## YOUR OBJECTIVE
Among the records below, find each line containing the word "title" and copy it.
** RECORD EXCERPTS follows **
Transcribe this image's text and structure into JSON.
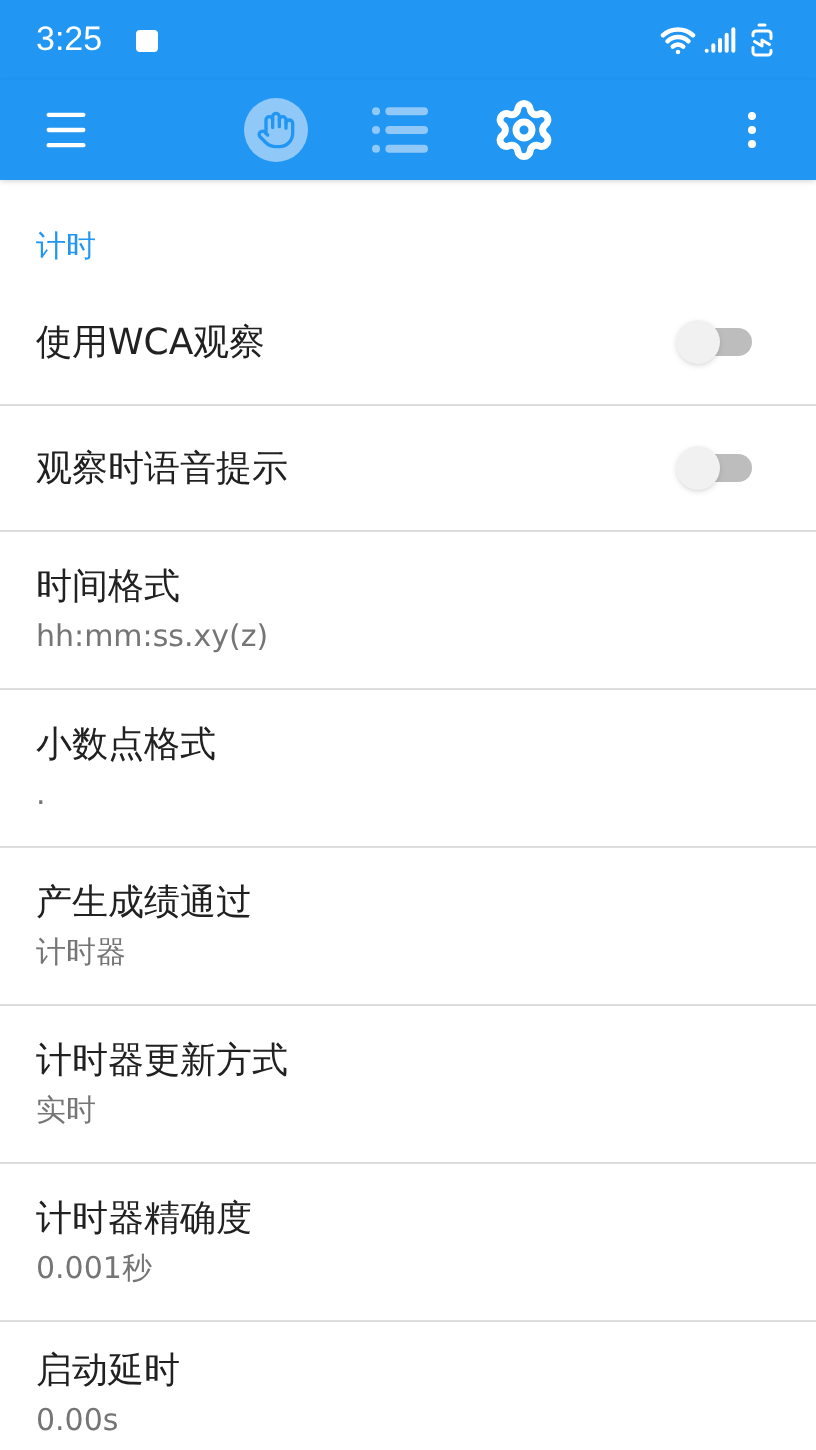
{
  "status_bar": {
    "time": "3:25"
  },
  "toolbar": {
    "tabs": [
      {
        "kind": "hand",
        "selected": false
      },
      {
        "kind": "list",
        "selected": false
      },
      {
        "kind": "settings",
        "selected": true
      }
    ]
  },
  "section": {
    "title": "计时"
  },
  "settings": [
    {
      "kind": "switch",
      "title": "使用WCA观察",
      "on": false
    },
    {
      "kind": "switch",
      "title": "观察时语音提示",
      "on": false
    },
    {
      "kind": "value",
      "title": "时间格式",
      "value": "hh:mm:ss.xy(z)"
    },
    {
      "kind": "value",
      "title": "小数点格式",
      "value": "."
    },
    {
      "kind": "value",
      "title": "产生成绩通过",
      "value": "计时器"
    },
    {
      "kind": "value",
      "title": "计时器更新方式",
      "value": "实时"
    },
    {
      "kind": "value",
      "title": "计时器精确度",
      "value": "0.001秒"
    },
    {
      "kind": "value",
      "title": "启动延时",
      "value": "0.00s"
    }
  ]
}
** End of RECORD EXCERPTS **
## TASK OUTPUT
    "title": "计时"
      "title": "使用WCA观察",
      "title": "观察时语音提示",
      "title": "时间格式",
      "title": "小数点格式",
      "title": "产生成绩通过",
      "title": "计时器更新方式",
      "title": "计时器精确度",
      "title": "启动延时",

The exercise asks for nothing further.